**TASK GOAL**: In the entries that follow, find every line containing "annotation" and copy it.

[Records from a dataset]

<<<<

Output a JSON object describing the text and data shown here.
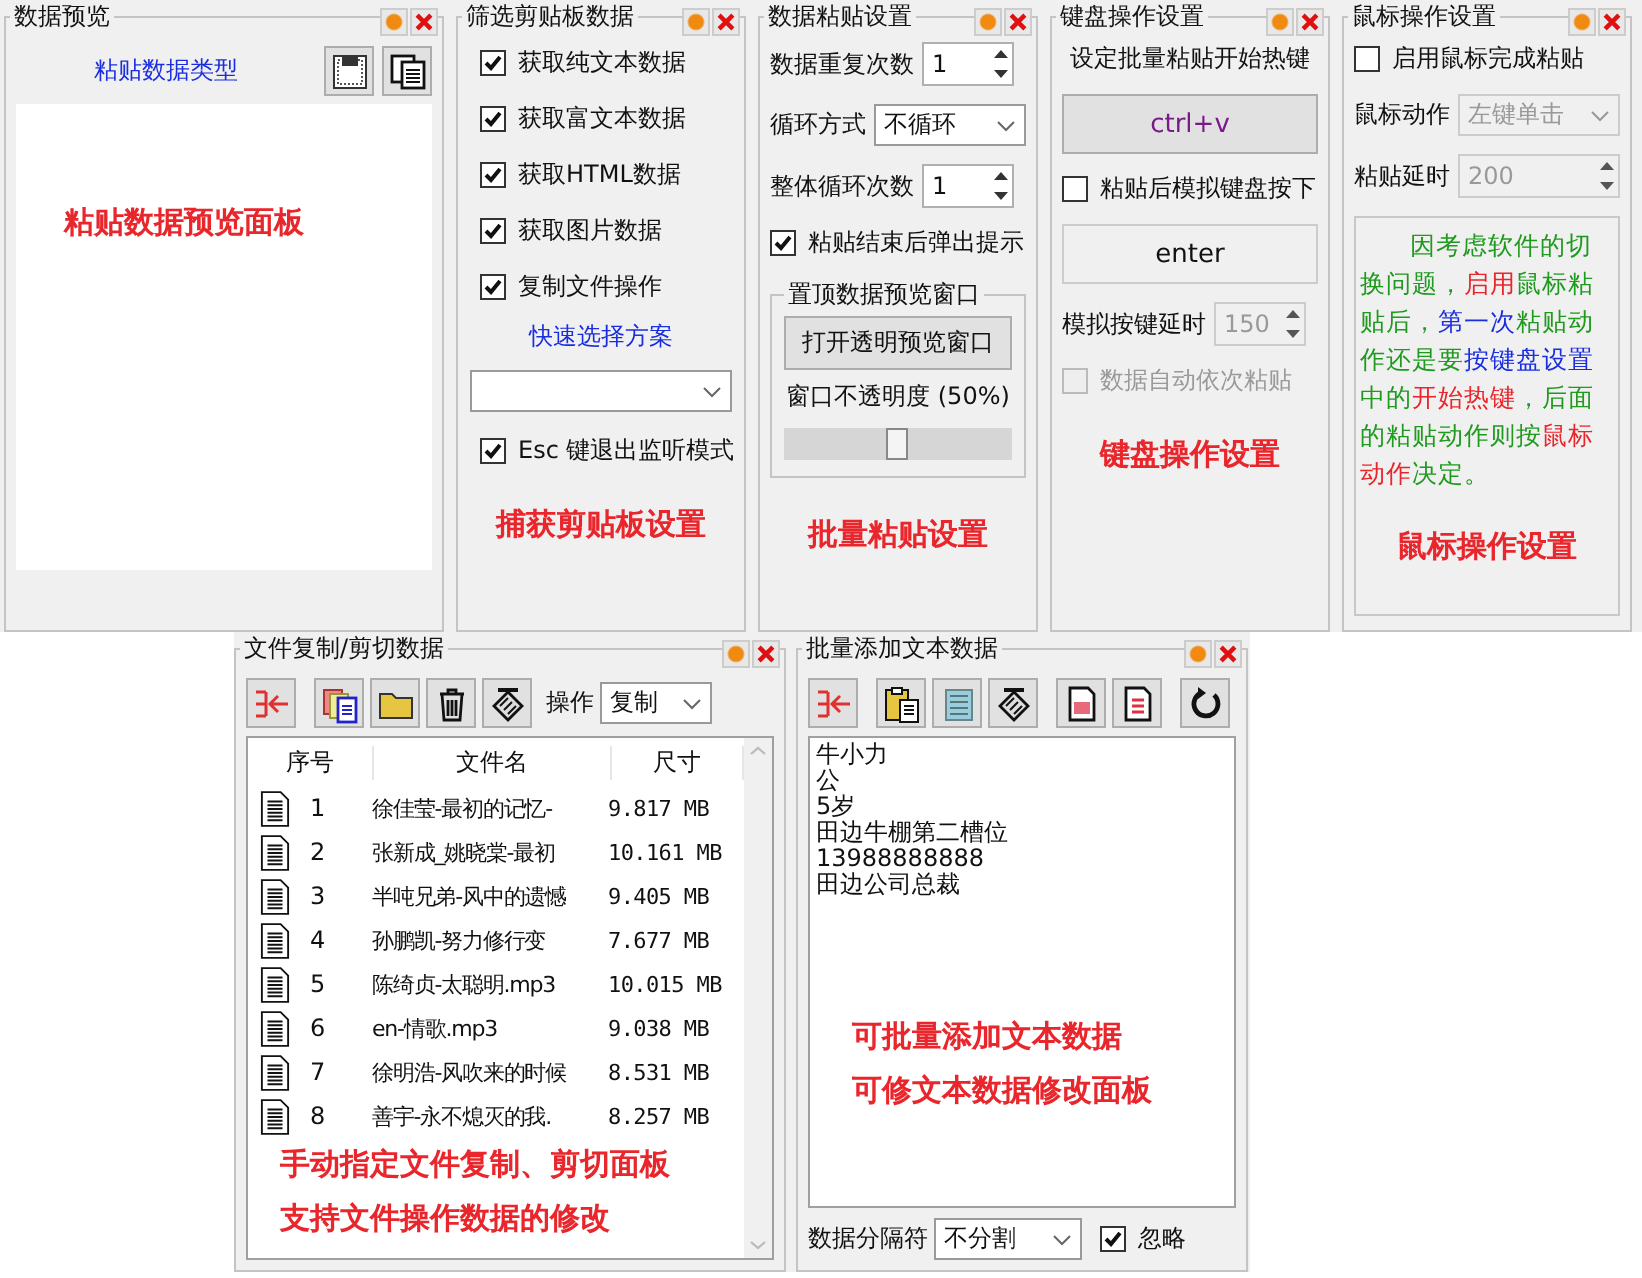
{
  "preview": {
    "title": "数据预览",
    "type_label": "粘贴数据类型",
    "annotation": "粘贴数据预览面板"
  },
  "filter": {
    "title": "筛选剪贴板数据",
    "options": [
      {
        "label": "获取纯文本数据",
        "checked": true
      },
      {
        "label": "获取富文本数据",
        "checked": true
      },
      {
        "label": "获取HTML数据",
        "checked": true
      },
      {
        "label": "获取图片数据",
        "checked": true
      },
      {
        "label": "复制文件操作",
        "checked": true
      }
    ],
    "scheme_link": "快速选择方案",
    "esc": {
      "label": "Esc 键退出监听模式",
      "checked": true
    },
    "annotation": "捕获剪贴板设置"
  },
  "paste": {
    "title": "数据粘贴设置",
    "fields": [
      {
        "kind": "spin",
        "label": "数据重复次数",
        "value": "1"
      },
      {
        "kind": "select",
        "label": "循环方式",
        "value": "不循环"
      },
      {
        "kind": "spin",
        "label": "整体循环次数",
        "value": "1"
      }
    ],
    "popup": {
      "label": "粘贴结束后弹出提示",
      "checked": true
    },
    "topmost": {
      "title": "置顶数据预览窗口",
      "button": "打开透明预览窗口",
      "opacity_label": "窗口不透明度 (50%)",
      "level": 0.5
    },
    "annotation": "批量粘贴设置"
  },
  "keyboard": {
    "title": "键盘操作设置",
    "hotkey_label": "设定批量粘贴开始热键",
    "hotkey": "ctrl+v",
    "simulate": {
      "label": "粘贴后模拟键盘按下",
      "checked": false
    },
    "key": {
      "label": "enter",
      "disabled": true
    },
    "delay": {
      "label": "模拟按键延时",
      "value": "150",
      "disabled": true
    },
    "auto": {
      "label": "数据自动依次粘贴",
      "checked": false,
      "disabled": true
    },
    "annotation": "键盘操作设置"
  },
  "mouse": {
    "title": "鼠标操作设置",
    "enable": {
      "label": "启用鼠标完成粘贴",
      "checked": false
    },
    "action": {
      "label": "鼠标动作",
      "value": "左键单击",
      "disabled": true
    },
    "delay": {
      "label": "粘贴延时",
      "value": "200",
      "disabled": true
    },
    "note": [
      {
        "text": "因考虑软件的切换问题，",
        "color": "#1f9a1f"
      },
      {
        "text": "启用",
        "color": "#e8262b"
      },
      {
        "text": "鼠标粘贴后，",
        "color": "#1f9a1f"
      },
      {
        "text": "第一次",
        "color": "#1a2ee0"
      },
      {
        "text": "粘贴动作还是要",
        "color": "#1f9a1f"
      },
      {
        "text": "按键盘设置",
        "color": "#1a2ee0"
      },
      {
        "text": "中的",
        "color": "#1f9a1f"
      },
      {
        "text": "开始热键",
        "color": "#e8262b"
      },
      {
        "text": "，后面的粘贴动作则按",
        "color": "#1f9a1f"
      },
      {
        "text": "鼠标动作",
        "color": "#e8262b"
      },
      {
        "text": "决定。",
        "color": "#1f9a1f"
      }
    ],
    "annotation": "鼠标操作设置"
  },
  "files": {
    "title": "文件复制/剪切数据",
    "op_label": "操作",
    "op_value": "复制",
    "columns": [
      "序号",
      "文件名",
      "尺寸"
    ],
    "rows": [
      {
        "index": "1",
        "name": "徐佳莹-最初的记忆-",
        "size": "9.817 MB"
      },
      {
        "index": "2",
        "name": "张新成_姚晓棠-最初",
        "size": "10.161 MB"
      },
      {
        "index": "3",
        "name": "半吨兄弟-风中的遗憾",
        "size": "9.405 MB"
      },
      {
        "index": "4",
        "name": "孙鹏凯-努力修行变",
        "size": "7.677 MB"
      },
      {
        "index": "5",
        "name": "陈绮贞-太聪明.mp3",
        "size": "10.015 MB"
      },
      {
        "index": "6",
        "name": "en-情歌.mp3",
        "size": "9.038 MB"
      },
      {
        "index": "7",
        "name": "徐明浩-风吹来的时候",
        "size": "8.531 MB"
      },
      {
        "index": "8",
        "name": "善宇-永不熄灭的我.",
        "size": "8.257 MB"
      }
    ],
    "annotation": [
      "手动指定文件复制、剪切面板",
      "支持文件操作数据的修改"
    ]
  },
  "text": {
    "title": "批量添加文本数据",
    "lines": [
      "牛小力",
      "公",
      "5岁",
      "田边牛棚第二槽位",
      "13988888888",
      "田边公司总裁"
    ],
    "annotation": [
      "可批量添加文本数据",
      "可修文本数据修改面板"
    ],
    "separator_label": "数据分隔符",
    "separator": "不分割",
    "ignore": {
      "label": "忽略",
      "checked": true
    }
  }
}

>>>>

**RESPONSE TO THIS EXERCISE**:
    "annotation": "粘贴数据预览面板"
    "annotation": "捕获剪贴板设置"
    "annotation": "批量粘贴设置"
    "annotation": "键盘操作设置"
    "annotation": "鼠标操作设置"
    "annotation": [
    "annotation": [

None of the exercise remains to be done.